**REQUIRED WORK:** Find every line in the records below that holds the word "Static", and copy it out.

+--

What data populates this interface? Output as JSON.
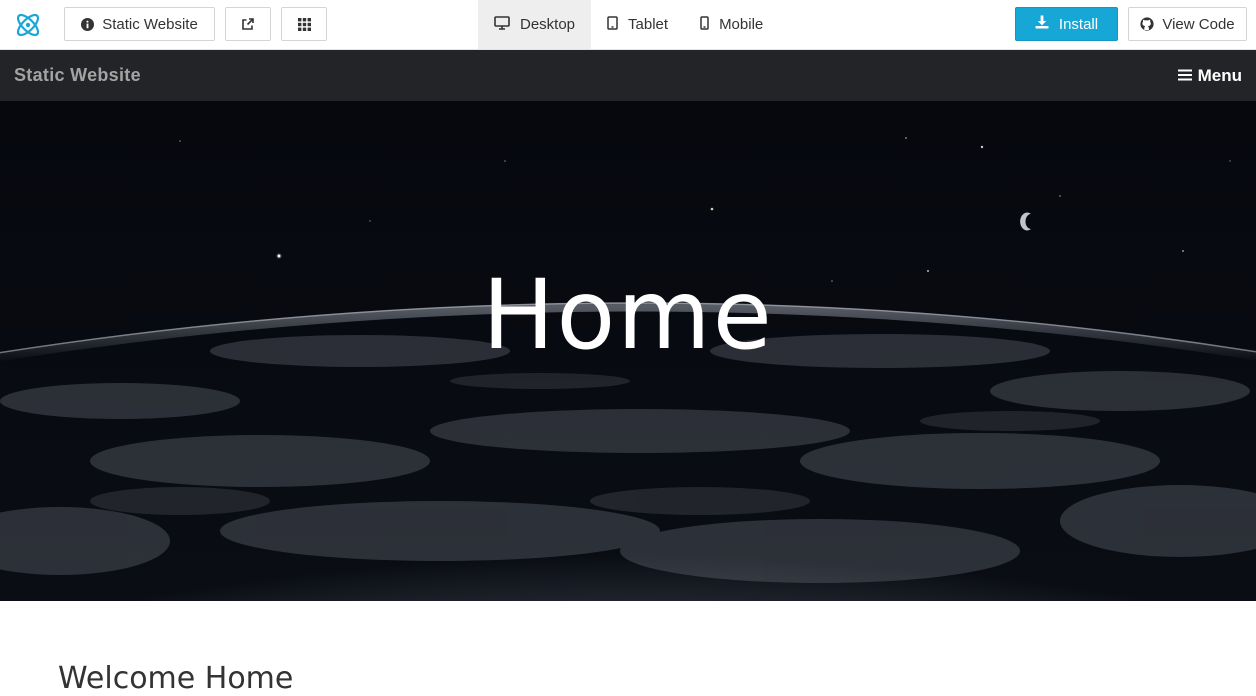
{
  "toolbar": {
    "site_button_label": "Static Website",
    "devices": [
      {
        "label": "Desktop",
        "icon": "desktop-icon",
        "active": true
      },
      {
        "label": "Tablet",
        "icon": "tablet-icon",
        "active": false
      },
      {
        "label": "Mobile",
        "icon": "mobile-icon",
        "active": false
      }
    ],
    "install_label": "Install",
    "view_code_label": "View Code",
    "accent_color": "#17a7d6"
  },
  "site": {
    "brand": "Static Website",
    "menu_label": "Menu",
    "hero_title": "Home",
    "section_heading": "Welcome Home"
  }
}
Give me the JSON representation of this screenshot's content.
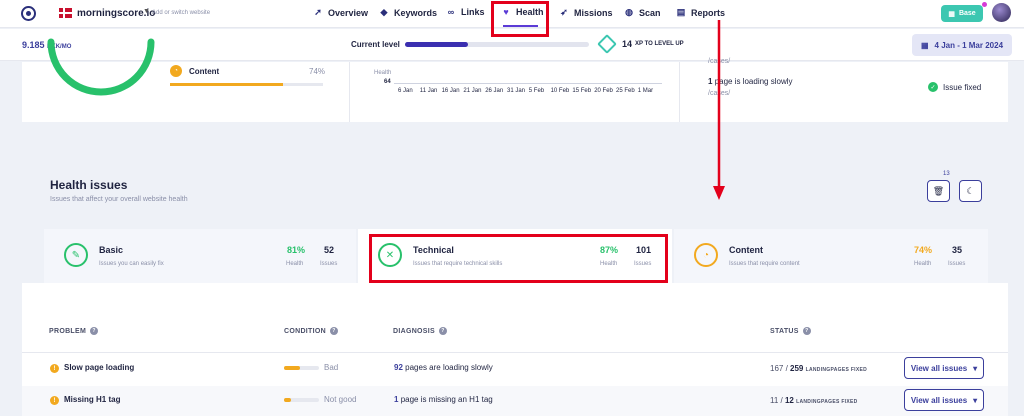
{
  "nav": {
    "site_name": "morningscore.io",
    "site_hint": "Add or switch website",
    "items": [
      {
        "label": "Overview",
        "icon": "rocket-icon"
      },
      {
        "label": "Keywords",
        "icon": "tag-icon"
      },
      {
        "label": "Links",
        "icon": "link-icon"
      },
      {
        "label": "Health",
        "icon": "heart-icon"
      },
      {
        "label": "Missions",
        "icon": "rocket-icon"
      },
      {
        "label": "Scan",
        "icon": "globe-icon"
      },
      {
        "label": "Reports",
        "icon": "document-icon"
      }
    ],
    "base_label": "Base"
  },
  "subbar": {
    "value": "9.185",
    "currency": "DKK/MO",
    "current_level_label": "Current level",
    "level_progress": 0.34,
    "xp_number": "14",
    "xp_text": "XP TO LEVEL UP",
    "date_range": "4 Jan - 1 Mar 2024"
  },
  "overview": {
    "content_label": "Content",
    "content_pct": "74%",
    "content_value": 0.74,
    "chart_axis_label": "Health",
    "chart_axis_value": "64",
    "chart_ticks": [
      "6 Jan",
      "11 Jan",
      "16 Jan",
      "21 Jan",
      "26 Jan",
      "31 Jan",
      "5 Feb",
      "10 Feb",
      "15 Feb",
      "20 Feb",
      "25 Feb",
      "1 Mar"
    ],
    "top_path": "/cases/",
    "slow_count": "1",
    "slow_text": "page is loading slowly",
    "slow_path": "/cases/",
    "fixed_label": "Issue fixed"
  },
  "health_issues": {
    "title": "Health issues",
    "subtitle": "Issues that affect your overall website health",
    "trash_badge": "13"
  },
  "cards": [
    {
      "title": "Basic",
      "subtitle": "Issues you can easily fix",
      "health": "81%",
      "issues": "52",
      "health_label": "Health",
      "issues_label": "Issues"
    },
    {
      "title": "Technical",
      "subtitle": "Issues that require technical skills",
      "health": "87%",
      "issues": "101",
      "health_label": "Health",
      "issues_label": "Issues"
    },
    {
      "title": "Content",
      "subtitle": "Issues that require content",
      "health": "74%",
      "issues": "35",
      "health_label": "Health",
      "issues_label": "Issues"
    }
  ],
  "table": {
    "headers": [
      "PROBLEM",
      "CONDITION",
      "DIAGNOSIS",
      "STATUS"
    ],
    "rows": [
      {
        "problem": "Slow page loading",
        "condition": "Bad",
        "condition_value": 0.45,
        "diag_count": "92",
        "diag_text": "pages are loading slowly",
        "fixed": "167",
        "total": "259",
        "status_suffix": "LANDINGPAGES FIXED",
        "button": "View all issues"
      },
      {
        "problem": "Missing H1 tag",
        "condition": "Not good",
        "condition_value": 0.2,
        "diag_count": "1",
        "diag_text": "page is missing an H1 tag",
        "fixed": "11",
        "total": "12",
        "status_suffix": "LANDINGPAGES FIXED",
        "button": "View all issues"
      }
    ]
  },
  "colors": {
    "accent": "#3b3f9c",
    "good": "#28c16b",
    "warn": "#f2a91f",
    "highlight": "#e3001b"
  }
}
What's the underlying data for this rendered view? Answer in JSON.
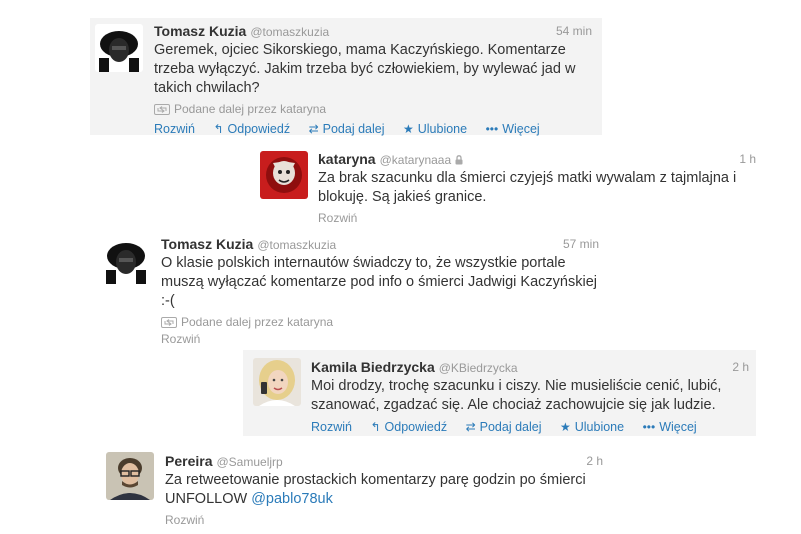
{
  "tweets": [
    {
      "name": "Tomasz Kuzia",
      "handle": "@tomaszkuzia",
      "time": "54 min",
      "text": "Geremek, ojciec Sikorskiego, mama Kaczyńskiego. Komentarze trzeba wyłączyć. Jakim trzeba być człowiekiem, by wylewać jad w takich chwilach?",
      "retweeted_by": "Podane dalej przez kataryna",
      "actions": {
        "expand": "Rozwiń",
        "reply": "Odpowiedź",
        "retweet": "Podaj dalej",
        "favorite": "Ulubione",
        "more": "Więcej"
      }
    },
    {
      "name": "kataryna",
      "handle": "@katarynaaa",
      "time": "1 h",
      "text": "Za brak szacunku dla śmierci czyjejś matki wywalam z tajmlajna i blokuję. Są jakieś granice.",
      "expand": "Rozwiń"
    },
    {
      "name": "Tomasz Kuzia",
      "handle": "@tomaszkuzia",
      "time": "57 min",
      "text": "O klasie polskich internautów świadczy to, że wszystkie portale muszą wyłączać komentarze pod info o śmierci Jadwigi Kaczyńskiej :-(",
      "retweeted_by": "Podane dalej przez kataryna",
      "expand": "Rozwiń"
    },
    {
      "name": "Kamila Biedrzycka",
      "handle": "@KBiedrzycka",
      "time": "2 h",
      "text": "Moi drodzy, trochę szacunku i ciszy. Nie musieliście cenić, lubić, szanować, zgadzać się. Ale chociaż zachowujcie się jak ludzie.",
      "actions": {
        "expand": "Rozwiń",
        "reply": "Odpowiedź",
        "retweet": "Podaj dalej",
        "favorite": "Ulubione",
        "more": "Więcej"
      }
    },
    {
      "name": "Pereira",
      "handle": "@Samueljrp",
      "time": "2 h",
      "text": "Za retweetowanie prostackich komentarzy parę godzin po śmierci UNFOLLOW ",
      "mention": "@pablo78uk",
      "expand": "Rozwiń"
    }
  ],
  "icons": {
    "reply": "reply-arrow-icon",
    "retweet": "retweet-icon",
    "favorite": "star-icon",
    "more": "ellipsis-icon",
    "lock": "lock-icon",
    "retweeted": "retweeted-icon"
  },
  "colors": {
    "link": "#2b7bb9",
    "muted": "#999999",
    "text": "#333333",
    "highlight_bg": "#f3f3f3"
  }
}
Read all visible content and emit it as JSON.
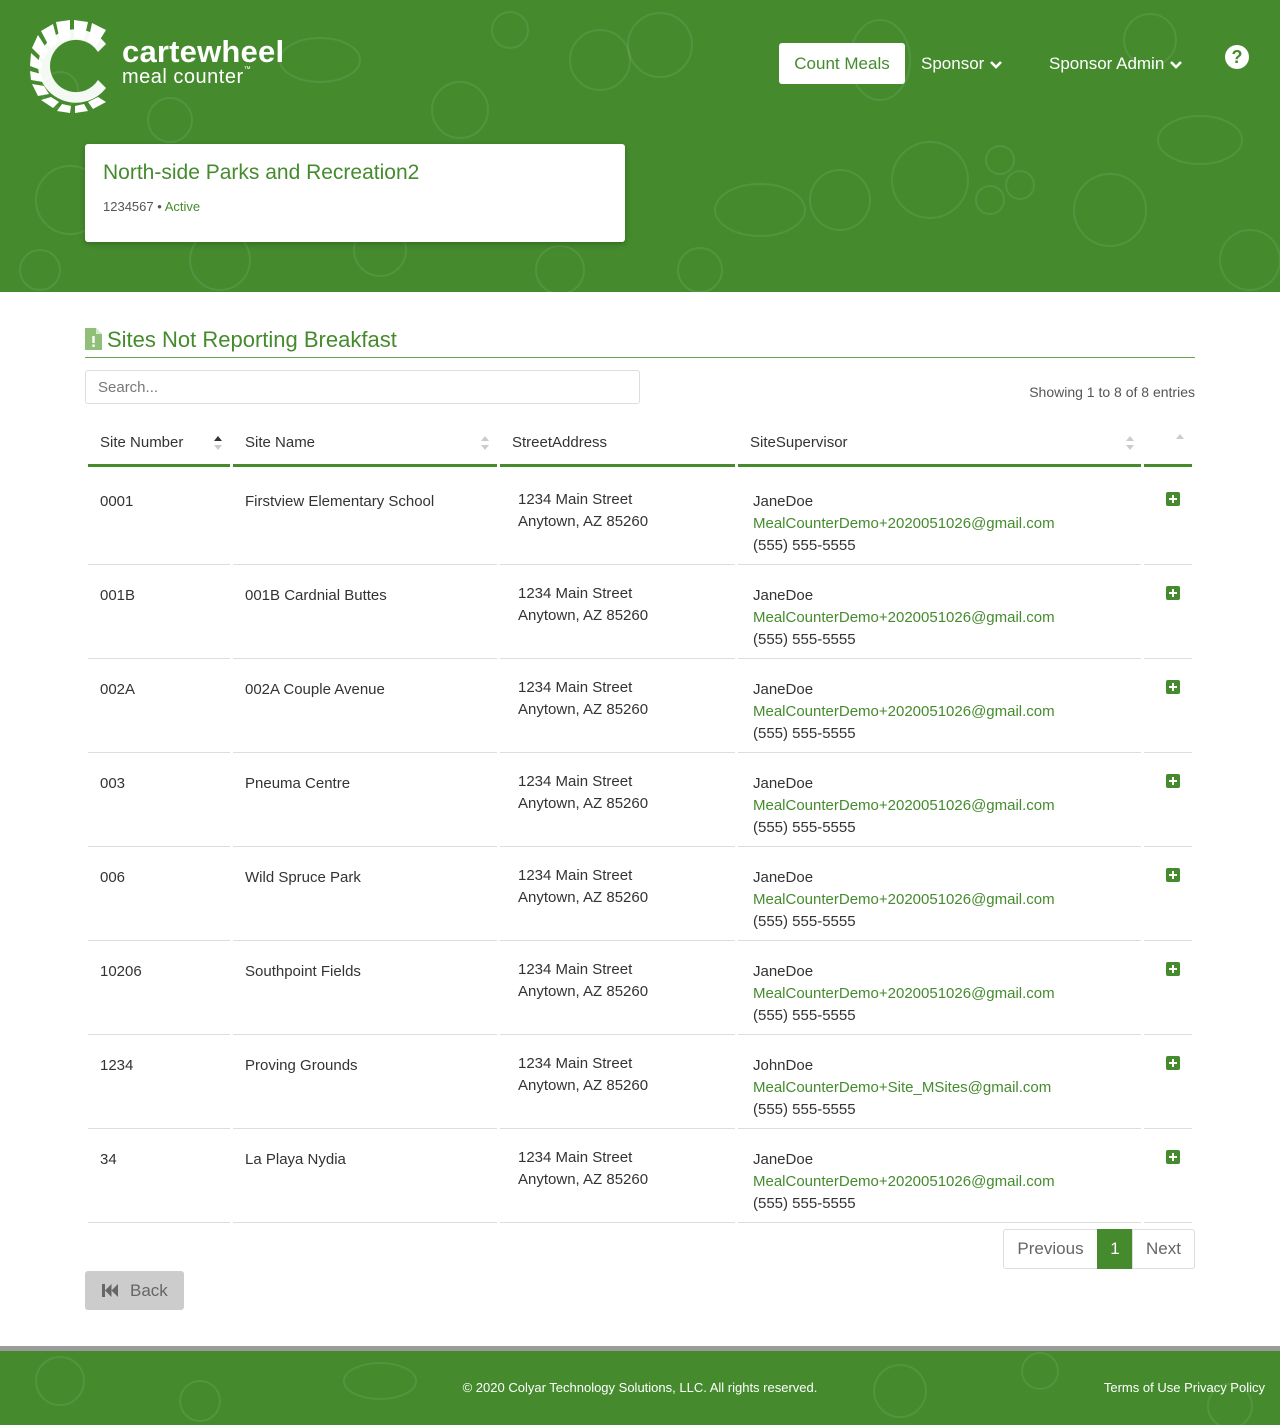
{
  "brand": {
    "name_line1": "cartewheel",
    "name_line2": "meal counter",
    "trademark": "™"
  },
  "nav": {
    "count_meals": "Count Meals",
    "sponsor": "Sponsor",
    "sponsor_admin": "Sponsor Admin",
    "help": "?"
  },
  "org": {
    "name": "North-side Parks and Recreation2",
    "number": "1234567",
    "separator": " • ",
    "status": "Active"
  },
  "section": {
    "title": "Sites Not Reporting Breakfast"
  },
  "search": {
    "placeholder": "Search..."
  },
  "info": {
    "showing": "Showing 1 to 8 of 8 entries"
  },
  "table": {
    "headers": {
      "site_number": "Site Number",
      "site_name": "Site Name",
      "street_address": "StreetAddress",
      "site_supervisor": "SiteSupervisor"
    },
    "rows": [
      {
        "number": "0001",
        "name": "Firstview Elementary School",
        "street": "1234 Main Street",
        "city": "Anytown, AZ 85260",
        "supervisor": "JaneDoe",
        "email": "MealCounterDemo+2020051026@gmail.com",
        "phone": "(555) 555-5555"
      },
      {
        "number": "001B",
        "name": "001B Cardnial Buttes",
        "street": "1234 Main Street",
        "city": "Anytown, AZ 85260",
        "supervisor": "JaneDoe",
        "email": "MealCounterDemo+2020051026@gmail.com",
        "phone": "(555) 555-5555"
      },
      {
        "number": "002A",
        "name": "002A Couple Avenue",
        "street": "1234 Main Street",
        "city": "Anytown, AZ 85260",
        "supervisor": "JaneDoe",
        "email": "MealCounterDemo+2020051026@gmail.com",
        "phone": "(555) 555-5555"
      },
      {
        "number": "003",
        "name": "Pneuma Centre",
        "street": "1234 Main Street",
        "city": "Anytown, AZ 85260",
        "supervisor": "JaneDoe",
        "email": "MealCounterDemo+2020051026@gmail.com",
        "phone": "(555) 555-5555"
      },
      {
        "number": "006",
        "name": "Wild Spruce Park",
        "street": "1234 Main Street",
        "city": "Anytown, AZ 85260",
        "supervisor": "JaneDoe",
        "email": "MealCounterDemo+2020051026@gmail.com",
        "phone": "(555) 555-5555"
      },
      {
        "number": "10206",
        "name": "Southpoint Fields",
        "street": "1234 Main Street",
        "city": "Anytown, AZ 85260",
        "supervisor": "JaneDoe",
        "email": "MealCounterDemo+2020051026@gmail.com",
        "phone": "(555) 555-5555"
      },
      {
        "number": "1234",
        "name": "Proving Grounds",
        "street": "1234 Main Street",
        "city": "Anytown, AZ 85260",
        "supervisor": "JohnDoe",
        "email": "MealCounterDemo+Site_MSites@gmail.com",
        "phone": "(555) 555-5555"
      },
      {
        "number": "34",
        "name": "La Playa Nydia",
        "street": "1234 Main Street",
        "city": "Anytown, AZ 85260",
        "supervisor": "JaneDoe",
        "email": "MealCounterDemo+2020051026@gmail.com",
        "phone": "(555) 555-5555"
      }
    ]
  },
  "pagination": {
    "previous": "Previous",
    "current": "1",
    "next": "Next"
  },
  "back": {
    "label": "Back"
  },
  "footer": {
    "copyright": "© 2020 Colyar Technology Solutions, LLC. All rights reserved.",
    "terms": "Terms of Use",
    "privacy": "Privacy Policy"
  },
  "colors": {
    "brand_green": "#458b2e",
    "light_green_rule": "#6aa84f",
    "back_button_gray": "#cccccc",
    "footer_strip_gray": "#9b9b9b"
  },
  "icons": {
    "logo": "cartwheel-logo-icon",
    "dropdown": "chevron-down-icon",
    "help": "question-circle-icon",
    "section": "file-alert-icon",
    "sort": "sort-icon",
    "expand": "plus-square-icon",
    "back": "fast-backward-icon"
  }
}
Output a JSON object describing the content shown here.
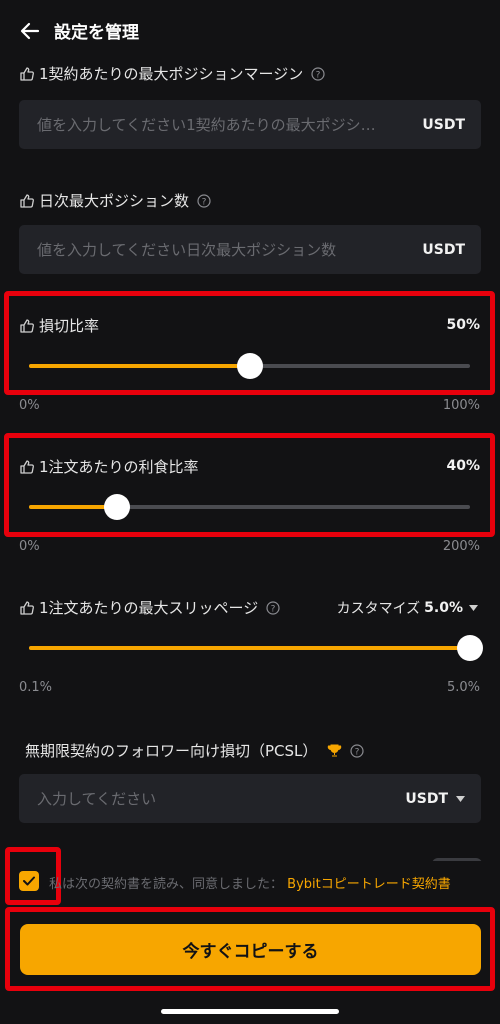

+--

**TASK SOLUTION:**
    "site_button_label": "Static Website",
    "brand": "Static Website",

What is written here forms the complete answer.